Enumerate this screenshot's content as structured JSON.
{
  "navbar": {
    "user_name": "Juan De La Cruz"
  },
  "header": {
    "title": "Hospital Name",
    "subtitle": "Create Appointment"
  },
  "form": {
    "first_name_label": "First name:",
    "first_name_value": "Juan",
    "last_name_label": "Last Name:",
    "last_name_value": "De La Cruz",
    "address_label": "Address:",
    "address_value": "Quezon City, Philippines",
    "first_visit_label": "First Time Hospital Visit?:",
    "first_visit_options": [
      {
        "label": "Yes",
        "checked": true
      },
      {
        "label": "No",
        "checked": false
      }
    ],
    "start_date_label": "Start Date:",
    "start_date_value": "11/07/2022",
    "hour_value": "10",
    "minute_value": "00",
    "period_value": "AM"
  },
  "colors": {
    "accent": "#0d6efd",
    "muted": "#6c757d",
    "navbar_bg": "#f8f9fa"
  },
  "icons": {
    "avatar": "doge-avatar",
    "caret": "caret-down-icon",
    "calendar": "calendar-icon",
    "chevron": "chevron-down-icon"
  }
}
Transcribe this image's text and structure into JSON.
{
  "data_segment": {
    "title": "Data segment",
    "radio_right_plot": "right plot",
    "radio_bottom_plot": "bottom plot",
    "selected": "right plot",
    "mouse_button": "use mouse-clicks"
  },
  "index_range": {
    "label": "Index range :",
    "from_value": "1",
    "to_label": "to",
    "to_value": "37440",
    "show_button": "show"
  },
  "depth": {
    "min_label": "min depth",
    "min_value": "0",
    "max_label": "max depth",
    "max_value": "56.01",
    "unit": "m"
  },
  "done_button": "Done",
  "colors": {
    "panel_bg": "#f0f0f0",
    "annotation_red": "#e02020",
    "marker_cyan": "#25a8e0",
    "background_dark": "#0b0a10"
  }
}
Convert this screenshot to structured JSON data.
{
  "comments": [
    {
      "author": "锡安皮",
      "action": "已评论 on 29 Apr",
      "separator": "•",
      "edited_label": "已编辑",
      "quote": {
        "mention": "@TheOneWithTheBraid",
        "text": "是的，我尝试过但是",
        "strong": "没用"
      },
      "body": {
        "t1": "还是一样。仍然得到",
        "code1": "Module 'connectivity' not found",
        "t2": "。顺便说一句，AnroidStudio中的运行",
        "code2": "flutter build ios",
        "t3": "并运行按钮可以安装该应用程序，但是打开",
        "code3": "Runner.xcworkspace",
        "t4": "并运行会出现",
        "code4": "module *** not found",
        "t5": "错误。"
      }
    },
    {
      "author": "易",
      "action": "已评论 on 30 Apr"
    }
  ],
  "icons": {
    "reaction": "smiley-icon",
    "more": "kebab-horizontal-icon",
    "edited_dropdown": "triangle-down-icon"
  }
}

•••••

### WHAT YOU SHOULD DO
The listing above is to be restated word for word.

### RESPONSE BELOW
Enumerate this screenshot's content as structured JSON.
{
  "navbar": {
    "user_name": "Juan De La Cruz"
  },
  "header": {
    "title": "Hospital Name",
    "subtitle": "Create Appointment"
  },
  "form": {
    "first_name_label": "First name:",
    "first_name_value": "Juan",
    "last_name_label": "Last Name:",
    "last_name_value": "De La Cruz",
    "address_label": "Address:",
    "address_value": "Quezon City, Philippines",
    "first_visit_label": "First Time Hospital Visit?:",
    "first_visit_options": [
      {
        "label": "Yes",
        "checked": true
      },
      {
        "label": "No",
        "checked": false
      }
    ],
    "start_date_label": "Start Date:",
    "start_date_value": "11/07/2022",
    "hour_value": "10",
    "minute_value": "00",
    "period_value": "AM"
  },
  "colors": {
    "accent": "#0d6efd",
    "muted": "#6c757d",
    "navbar_bg": "#f8f9fa"
  },
  "icons": {
    "avatar": "doge-avatar",
    "caret": "caret-down-icon",
    "calendar": "calendar-icon",
    "chevron": "chevron-down-icon"
  }
}
Transcribe this image's text and structure into JSON.
{
  "data_segment": {
    "title": "Data segment",
    "radio_right_plot": "right plot",
    "radio_bottom_plot": "bottom plot",
    "selected": "right plot",
    "mouse_button": "use mouse-clicks"
  },
  "index_range": {
    "label": "Index range :",
    "from_value": "1",
    "to_label": "to",
    "to_value": "37440",
    "show_button": "show"
  },
  "depth": {
    "min_label": "min depth",
    "min_value": "0",
    "max_label": "max depth",
    "max_value": "56.01",
    "unit": "m"
  },
  "done_button": "Done",
  "colors": {
    "panel_bg": "#f0f0f0",
    "annotation_red": "#e02020",
    "marker_cyan": "#25a8e0",
    "background_dark": "#0b0a10"
  }
}
Convert this screenshot to structured JSON data.
{
  "comments": [
    {
      "author": "锡安皮",
      "action": "已评论 on 29 Apr",
      "separator": "•",
      "edited_label": "已编辑",
      "quote": {
        "mention": "@TheOneWithTheBraid",
        "text": "是的，我尝试过但是",
        "strong": "没用"
      },
      "body": {
        "t1": "还是一样。仍然得到",
        "code1": "Module 'connectivity' not found",
        "t2": "。顺便说一句，AnroidStudio中的运行",
        "code2": "flutter build ios",
        "t3": "并运行按钮可以安装该应用程序，但是打开",
        "code3": "Runner.xcworkspace",
        "t4": "并运行会出现",
        "code4": "module *** not found",
        "t5": "错误。"
      }
    },
    {
      "author": "易",
      "action": "已评论 on 30 Apr"
    }
  ],
  "icons": {
    "reaction": "smiley-icon",
    "more": "kebab-horizontal-icon",
    "edited_dropdown": "triangle-down-icon"
  }
}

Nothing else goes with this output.